## TASK
Extract all lines that hold "title" from the records below.

## MATERIAL FOR THIS TASK
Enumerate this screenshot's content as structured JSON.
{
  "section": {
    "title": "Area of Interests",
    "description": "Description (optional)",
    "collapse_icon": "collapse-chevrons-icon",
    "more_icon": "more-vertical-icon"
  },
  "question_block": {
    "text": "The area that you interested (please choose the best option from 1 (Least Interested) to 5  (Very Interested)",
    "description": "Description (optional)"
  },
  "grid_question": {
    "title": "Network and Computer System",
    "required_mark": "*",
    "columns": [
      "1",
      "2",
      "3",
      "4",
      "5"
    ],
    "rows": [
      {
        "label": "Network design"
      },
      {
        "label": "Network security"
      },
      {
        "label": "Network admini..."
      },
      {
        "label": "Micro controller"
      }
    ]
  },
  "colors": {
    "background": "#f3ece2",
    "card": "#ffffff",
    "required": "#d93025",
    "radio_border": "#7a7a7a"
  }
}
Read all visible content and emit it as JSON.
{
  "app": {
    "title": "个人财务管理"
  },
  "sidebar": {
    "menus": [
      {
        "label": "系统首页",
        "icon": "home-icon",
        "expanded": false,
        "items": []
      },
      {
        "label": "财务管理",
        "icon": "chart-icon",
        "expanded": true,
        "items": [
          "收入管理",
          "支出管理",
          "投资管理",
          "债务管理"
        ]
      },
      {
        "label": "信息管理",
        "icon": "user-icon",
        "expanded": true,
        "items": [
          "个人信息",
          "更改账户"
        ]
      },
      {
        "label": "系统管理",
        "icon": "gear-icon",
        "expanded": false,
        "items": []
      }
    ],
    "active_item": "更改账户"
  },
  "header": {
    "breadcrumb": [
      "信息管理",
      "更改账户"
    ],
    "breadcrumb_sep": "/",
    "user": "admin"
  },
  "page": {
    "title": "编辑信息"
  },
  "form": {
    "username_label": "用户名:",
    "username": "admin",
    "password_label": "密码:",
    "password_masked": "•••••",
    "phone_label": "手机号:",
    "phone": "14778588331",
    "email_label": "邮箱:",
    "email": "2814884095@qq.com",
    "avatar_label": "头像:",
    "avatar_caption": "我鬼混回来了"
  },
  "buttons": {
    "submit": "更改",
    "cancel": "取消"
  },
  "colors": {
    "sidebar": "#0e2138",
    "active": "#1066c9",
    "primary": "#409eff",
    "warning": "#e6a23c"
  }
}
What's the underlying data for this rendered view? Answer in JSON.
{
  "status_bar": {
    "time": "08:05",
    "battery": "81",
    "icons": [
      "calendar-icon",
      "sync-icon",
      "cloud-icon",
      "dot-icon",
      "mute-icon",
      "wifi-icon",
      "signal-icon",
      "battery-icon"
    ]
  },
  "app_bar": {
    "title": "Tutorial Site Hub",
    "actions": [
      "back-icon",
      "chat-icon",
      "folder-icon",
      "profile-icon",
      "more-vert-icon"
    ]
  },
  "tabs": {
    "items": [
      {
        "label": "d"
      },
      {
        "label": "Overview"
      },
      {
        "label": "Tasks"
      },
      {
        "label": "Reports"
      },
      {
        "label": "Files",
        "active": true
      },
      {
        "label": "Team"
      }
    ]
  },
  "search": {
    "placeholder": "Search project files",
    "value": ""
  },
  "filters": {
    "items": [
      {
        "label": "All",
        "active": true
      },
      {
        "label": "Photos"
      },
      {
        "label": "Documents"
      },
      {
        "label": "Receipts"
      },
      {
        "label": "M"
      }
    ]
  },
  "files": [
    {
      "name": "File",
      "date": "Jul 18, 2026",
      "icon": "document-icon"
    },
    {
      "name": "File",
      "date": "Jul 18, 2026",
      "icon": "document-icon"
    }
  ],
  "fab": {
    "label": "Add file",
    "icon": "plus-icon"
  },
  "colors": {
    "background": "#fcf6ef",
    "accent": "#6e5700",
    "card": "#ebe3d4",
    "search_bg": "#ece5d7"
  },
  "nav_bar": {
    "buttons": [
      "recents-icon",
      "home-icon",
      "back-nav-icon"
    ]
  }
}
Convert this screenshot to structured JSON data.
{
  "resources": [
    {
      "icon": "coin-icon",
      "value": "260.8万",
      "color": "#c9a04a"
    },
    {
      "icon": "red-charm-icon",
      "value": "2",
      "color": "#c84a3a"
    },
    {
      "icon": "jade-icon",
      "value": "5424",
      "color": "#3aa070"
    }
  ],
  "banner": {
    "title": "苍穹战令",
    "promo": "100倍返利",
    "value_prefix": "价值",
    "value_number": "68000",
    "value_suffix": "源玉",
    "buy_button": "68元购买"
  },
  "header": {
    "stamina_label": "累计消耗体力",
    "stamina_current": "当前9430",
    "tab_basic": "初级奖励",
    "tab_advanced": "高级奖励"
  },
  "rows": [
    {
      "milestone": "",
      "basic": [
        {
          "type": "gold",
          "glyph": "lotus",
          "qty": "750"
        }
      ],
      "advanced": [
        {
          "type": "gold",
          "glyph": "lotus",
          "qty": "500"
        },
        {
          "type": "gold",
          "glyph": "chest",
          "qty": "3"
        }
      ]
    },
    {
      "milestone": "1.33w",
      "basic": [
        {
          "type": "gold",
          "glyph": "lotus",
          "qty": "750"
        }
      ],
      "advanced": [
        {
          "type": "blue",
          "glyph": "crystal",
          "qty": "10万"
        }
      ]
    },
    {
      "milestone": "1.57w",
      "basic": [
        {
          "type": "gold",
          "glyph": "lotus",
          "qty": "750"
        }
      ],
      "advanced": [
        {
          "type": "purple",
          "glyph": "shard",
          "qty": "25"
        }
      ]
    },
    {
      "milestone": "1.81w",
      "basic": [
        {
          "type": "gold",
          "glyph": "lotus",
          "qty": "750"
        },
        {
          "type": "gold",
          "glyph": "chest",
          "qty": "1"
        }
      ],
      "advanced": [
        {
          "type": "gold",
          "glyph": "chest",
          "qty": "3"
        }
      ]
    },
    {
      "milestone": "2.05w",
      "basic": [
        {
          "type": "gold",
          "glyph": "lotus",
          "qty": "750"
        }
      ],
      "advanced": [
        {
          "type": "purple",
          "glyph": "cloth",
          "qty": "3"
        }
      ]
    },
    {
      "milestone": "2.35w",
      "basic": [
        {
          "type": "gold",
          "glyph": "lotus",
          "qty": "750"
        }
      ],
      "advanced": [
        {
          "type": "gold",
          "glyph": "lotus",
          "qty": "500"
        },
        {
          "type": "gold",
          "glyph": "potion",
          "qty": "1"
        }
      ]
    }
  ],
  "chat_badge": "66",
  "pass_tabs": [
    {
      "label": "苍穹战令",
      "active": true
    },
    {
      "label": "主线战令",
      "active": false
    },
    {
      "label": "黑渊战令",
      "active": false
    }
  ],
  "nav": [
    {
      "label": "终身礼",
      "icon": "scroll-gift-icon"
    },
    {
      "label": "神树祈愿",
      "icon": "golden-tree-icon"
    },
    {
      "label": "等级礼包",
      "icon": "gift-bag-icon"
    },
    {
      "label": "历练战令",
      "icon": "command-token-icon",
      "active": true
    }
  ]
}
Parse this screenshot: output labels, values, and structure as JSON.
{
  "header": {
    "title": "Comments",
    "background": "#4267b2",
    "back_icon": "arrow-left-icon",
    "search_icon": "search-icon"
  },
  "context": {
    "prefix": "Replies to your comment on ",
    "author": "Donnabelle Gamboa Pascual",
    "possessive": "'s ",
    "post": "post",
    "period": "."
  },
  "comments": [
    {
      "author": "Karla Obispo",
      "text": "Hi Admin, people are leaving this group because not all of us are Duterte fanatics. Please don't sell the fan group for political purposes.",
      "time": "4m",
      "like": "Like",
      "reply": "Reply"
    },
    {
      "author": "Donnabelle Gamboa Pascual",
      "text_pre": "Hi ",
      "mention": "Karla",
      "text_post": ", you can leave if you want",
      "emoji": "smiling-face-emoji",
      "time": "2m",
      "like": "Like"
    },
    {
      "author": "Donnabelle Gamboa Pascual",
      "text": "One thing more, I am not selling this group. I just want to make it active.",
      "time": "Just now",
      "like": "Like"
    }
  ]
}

## WORKED SOLUTION
    "title": "Area of Interests",
    "title": "Network and Computer System",
    "title": "个人财务管理"
    "title": "编辑信息"
    "title": "Tutorial Site Hub",
    "title": "苍穹战令",
    "title": "Comments",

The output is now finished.